:: WORK REQUEST ::
Reproduce the records exactly.

------

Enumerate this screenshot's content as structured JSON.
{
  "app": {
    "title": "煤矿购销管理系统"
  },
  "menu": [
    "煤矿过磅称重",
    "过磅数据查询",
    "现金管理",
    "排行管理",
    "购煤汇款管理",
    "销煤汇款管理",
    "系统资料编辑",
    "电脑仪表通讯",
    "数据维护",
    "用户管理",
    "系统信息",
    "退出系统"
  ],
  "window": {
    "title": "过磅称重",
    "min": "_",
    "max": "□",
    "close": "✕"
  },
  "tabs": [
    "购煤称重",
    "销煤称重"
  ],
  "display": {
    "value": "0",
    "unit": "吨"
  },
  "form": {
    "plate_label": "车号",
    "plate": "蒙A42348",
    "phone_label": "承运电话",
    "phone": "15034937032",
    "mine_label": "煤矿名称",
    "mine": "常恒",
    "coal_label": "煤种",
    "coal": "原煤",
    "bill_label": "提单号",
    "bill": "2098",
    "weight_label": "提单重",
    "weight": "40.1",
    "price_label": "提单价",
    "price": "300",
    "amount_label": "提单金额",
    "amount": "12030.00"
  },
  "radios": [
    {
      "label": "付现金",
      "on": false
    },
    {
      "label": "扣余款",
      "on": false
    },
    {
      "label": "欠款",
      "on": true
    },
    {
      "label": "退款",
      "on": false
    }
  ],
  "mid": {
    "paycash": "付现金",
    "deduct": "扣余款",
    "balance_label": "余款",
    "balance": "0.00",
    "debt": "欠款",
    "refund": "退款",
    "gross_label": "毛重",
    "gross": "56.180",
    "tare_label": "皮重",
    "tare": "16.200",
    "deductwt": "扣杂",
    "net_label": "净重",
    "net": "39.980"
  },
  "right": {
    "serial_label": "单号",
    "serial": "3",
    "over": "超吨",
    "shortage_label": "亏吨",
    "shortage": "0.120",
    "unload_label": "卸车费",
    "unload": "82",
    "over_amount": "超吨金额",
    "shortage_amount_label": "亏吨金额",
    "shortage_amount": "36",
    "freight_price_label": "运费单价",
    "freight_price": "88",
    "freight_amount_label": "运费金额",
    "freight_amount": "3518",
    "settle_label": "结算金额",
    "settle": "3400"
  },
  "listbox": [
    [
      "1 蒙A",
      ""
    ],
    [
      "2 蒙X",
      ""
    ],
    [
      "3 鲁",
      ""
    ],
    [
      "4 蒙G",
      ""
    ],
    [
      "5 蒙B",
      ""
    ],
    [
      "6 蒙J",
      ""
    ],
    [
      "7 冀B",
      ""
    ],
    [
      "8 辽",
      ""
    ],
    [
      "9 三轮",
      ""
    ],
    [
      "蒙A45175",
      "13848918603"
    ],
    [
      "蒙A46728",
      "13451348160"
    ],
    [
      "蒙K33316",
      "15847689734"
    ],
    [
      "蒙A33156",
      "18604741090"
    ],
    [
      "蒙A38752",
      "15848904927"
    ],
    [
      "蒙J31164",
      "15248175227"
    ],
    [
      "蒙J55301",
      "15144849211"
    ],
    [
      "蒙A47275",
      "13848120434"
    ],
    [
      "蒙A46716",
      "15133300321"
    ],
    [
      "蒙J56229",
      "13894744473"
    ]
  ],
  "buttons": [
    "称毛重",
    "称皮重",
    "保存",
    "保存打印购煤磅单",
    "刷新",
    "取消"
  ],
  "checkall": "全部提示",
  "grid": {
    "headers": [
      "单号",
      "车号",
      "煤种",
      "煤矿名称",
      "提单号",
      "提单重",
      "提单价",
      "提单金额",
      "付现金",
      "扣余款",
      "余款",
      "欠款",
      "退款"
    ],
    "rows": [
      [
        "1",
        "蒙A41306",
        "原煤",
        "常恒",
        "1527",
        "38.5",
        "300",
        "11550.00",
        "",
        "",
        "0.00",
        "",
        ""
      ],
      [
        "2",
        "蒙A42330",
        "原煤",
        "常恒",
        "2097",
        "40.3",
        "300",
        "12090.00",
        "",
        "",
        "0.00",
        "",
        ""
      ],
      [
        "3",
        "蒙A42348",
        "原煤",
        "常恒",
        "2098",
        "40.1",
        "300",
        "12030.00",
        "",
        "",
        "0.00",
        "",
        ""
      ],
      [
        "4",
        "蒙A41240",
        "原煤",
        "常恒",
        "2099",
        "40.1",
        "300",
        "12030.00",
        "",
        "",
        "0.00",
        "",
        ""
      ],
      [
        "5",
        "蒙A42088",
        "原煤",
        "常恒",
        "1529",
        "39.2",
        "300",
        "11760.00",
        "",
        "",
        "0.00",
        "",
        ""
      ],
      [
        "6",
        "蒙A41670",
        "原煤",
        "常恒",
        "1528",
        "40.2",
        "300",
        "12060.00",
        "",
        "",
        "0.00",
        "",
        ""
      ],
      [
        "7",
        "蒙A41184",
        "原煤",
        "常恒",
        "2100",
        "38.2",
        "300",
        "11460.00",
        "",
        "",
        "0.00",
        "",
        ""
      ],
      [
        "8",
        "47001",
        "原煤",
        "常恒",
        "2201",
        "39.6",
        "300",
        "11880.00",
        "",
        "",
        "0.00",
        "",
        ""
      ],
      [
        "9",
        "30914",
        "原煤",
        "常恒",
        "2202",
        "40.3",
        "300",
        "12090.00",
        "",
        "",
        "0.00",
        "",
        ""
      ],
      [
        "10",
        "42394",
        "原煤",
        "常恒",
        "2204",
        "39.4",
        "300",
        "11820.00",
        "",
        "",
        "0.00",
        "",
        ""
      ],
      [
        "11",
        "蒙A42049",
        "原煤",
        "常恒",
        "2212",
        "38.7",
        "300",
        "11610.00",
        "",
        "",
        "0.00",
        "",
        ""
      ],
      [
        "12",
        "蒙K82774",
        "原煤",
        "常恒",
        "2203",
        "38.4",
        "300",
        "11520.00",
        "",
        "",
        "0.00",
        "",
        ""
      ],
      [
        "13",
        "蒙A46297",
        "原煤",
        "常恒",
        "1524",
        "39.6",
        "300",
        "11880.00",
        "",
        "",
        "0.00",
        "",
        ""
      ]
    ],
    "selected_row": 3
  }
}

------

:: EXERCISE RESULT ::
Enumerate this screenshot's content as structured JSON.
{
  "app": {
    "title": "煤矿购销管理系统"
  },
  "menu": [
    "煤矿过磅称重",
    "过磅数据查询",
    "现金管理",
    "排行管理",
    "购煤汇款管理",
    "销煤汇款管理",
    "系统资料编辑",
    "电脑仪表通讯",
    "数据维护",
    "用户管理",
    "系统信息",
    "退出系统"
  ],
  "window": {
    "title": "过磅称重",
    "min": "_",
    "max": "□",
    "close": "✕"
  },
  "tabs": [
    "购煤称重",
    "销煤称重"
  ],
  "display": {
    "value": "0",
    "unit": "吨"
  },
  "form": {
    "plate_label": "车号",
    "plate": "蒙A42348",
    "phone_label": "承运电话",
    "phone": "15034937032",
    "mine_label": "煤矿名称",
    "mine": "常恒",
    "coal_label": "煤种",
    "coal": "原煤",
    "bill_label": "提单号",
    "bill": "2098",
    "weight_label": "提单重",
    "weight": "40.1",
    "price_label": "提单价",
    "price": "300",
    "amount_label": "提单金额",
    "amount": "12030.00"
  },
  "radios": [
    {
      "label": "付现金",
      "on": false
    },
    {
      "label": "扣余款",
      "on": false
    },
    {
      "label": "欠款",
      "on": true
    },
    {
      "label": "退款",
      "on": false
    }
  ],
  "mid": {
    "paycash": "付现金",
    "deduct": "扣余款",
    "balance_label": "余款",
    "balance": "0.00",
    "debt": "欠款",
    "refund": "退款",
    "gross_label": "毛重",
    "gross": "56.180",
    "tare_label": "皮重",
    "tare": "16.200",
    "deductwt": "扣杂",
    "net_label": "净重",
    "net": "39.980"
  },
  "right": {
    "serial_label": "单号",
    "serial": "3",
    "over": "超吨",
    "shortage_label": "亏吨",
    "shortage": "0.120",
    "unload_label": "卸车费",
    "unload": "82",
    "over_amount": "超吨金额",
    "shortage_amount_label": "亏吨金额",
    "shortage_amount": "36",
    "freight_price_label": "运费单价",
    "freight_price": "88",
    "freight_amount_label": "运费金额",
    "freight_amount": "3518",
    "settle_label": "结算金额",
    "settle": "3400"
  },
  "listbox": [
    [
      "1 蒙A",
      ""
    ],
    [
      "2 蒙X",
      ""
    ],
    [
      "3 鲁",
      ""
    ],
    [
      "4 蒙G",
      ""
    ],
    [
      "5 蒙B",
      ""
    ],
    [
      "6 蒙J",
      ""
    ],
    [
      "7 冀B",
      ""
    ],
    [
      "8 辽",
      ""
    ],
    [
      "9 三轮",
      ""
    ],
    [
      "蒙A45175",
      "13848918603"
    ],
    [
      "蒙A46728",
      "13451348160"
    ],
    [
      "蒙K33316",
      "15847689734"
    ],
    [
      "蒙A33156",
      "18604741090"
    ],
    [
      "蒙A38752",
      "15848904927"
    ],
    [
      "蒙J31164",
      "15248175227"
    ],
    [
      "蒙J55301",
      "15144849211"
    ],
    [
      "蒙A47275",
      "13848120434"
    ],
    [
      "蒙A46716",
      "15133300321"
    ],
    [
      "蒙J56229",
      "13894744473"
    ]
  ],
  "buttons": [
    "称毛重",
    "称皮重",
    "保存",
    "保存打印购煤磅单",
    "刷新",
    "取消"
  ],
  "checkall": "全部提示",
  "grid": {
    "headers": [
      "单号",
      "车号",
      "煤种",
      "煤矿名称",
      "提单号",
      "提单重",
      "提单价",
      "提单金额",
      "付现金",
      "扣余款",
      "余款",
      "欠款",
      "退款"
    ],
    "rows": [
      [
        "1",
        "蒙A41306",
        "原煤",
        "常恒",
        "1527",
        "38.5",
        "300",
        "11550.00",
        "",
        "",
        "0.00",
        "",
        ""
      ],
      [
        "2",
        "蒙A42330",
        "原煤",
        "常恒",
        "2097",
        "40.3",
        "300",
        "12090.00",
        "",
        "",
        "0.00",
        "",
        ""
      ],
      [
        "3",
        "蒙A42348",
        "原煤",
        "常恒",
        "2098",
        "40.1",
        "300",
        "12030.00",
        "",
        "",
        "0.00",
        "",
        ""
      ],
      [
        "4",
        "蒙A41240",
        "原煤",
        "常恒",
        "2099",
        "40.1",
        "300",
        "12030.00",
        "",
        "",
        "0.00",
        "",
        ""
      ],
      [
        "5",
        "蒙A42088",
        "原煤",
        "常恒",
        "1529",
        "39.2",
        "300",
        "11760.00",
        "",
        "",
        "0.00",
        "",
        ""
      ],
      [
        "6",
        "蒙A41670",
        "原煤",
        "常恒",
        "1528",
        "40.2",
        "300",
        "12060.00",
        "",
        "",
        "0.00",
        "",
        ""
      ],
      [
        "7",
        "蒙A41184",
        "原煤",
        "常恒",
        "2100",
        "38.2",
        "300",
        "11460.00",
        "",
        "",
        "0.00",
        "",
        ""
      ],
      [
        "8",
        "47001",
        "原煤",
        "常恒",
        "2201",
        "39.6",
        "300",
        "11880.00",
        "",
        "",
        "0.00",
        "",
        ""
      ],
      [
        "9",
        "30914",
        "原煤",
        "常恒",
        "2202",
        "40.3",
        "300",
        "12090.00",
        "",
        "",
        "0.00",
        "",
        ""
      ],
      [
        "10",
        "42394",
        "原煤",
        "常恒",
        "2204",
        "39.4",
        "300",
        "11820.00",
        "",
        "",
        "0.00",
        "",
        ""
      ],
      [
        "11",
        "蒙A42049",
        "原煤",
        "常恒",
        "2212",
        "38.7",
        "300",
        "11610.00",
        "",
        "",
        "0.00",
        "",
        ""
      ],
      [
        "12",
        "蒙K82774",
        "原煤",
        "常恒",
        "2203",
        "38.4",
        "300",
        "11520.00",
        "",
        "",
        "0.00",
        "",
        ""
      ],
      [
        "13",
        "蒙A46297",
        "原煤",
        "常恒",
        "1524",
        "39.6",
        "300",
        "11880.00",
        "",
        "",
        "0.00",
        "",
        ""
      ]
    ],
    "selected_row": 3
  }
}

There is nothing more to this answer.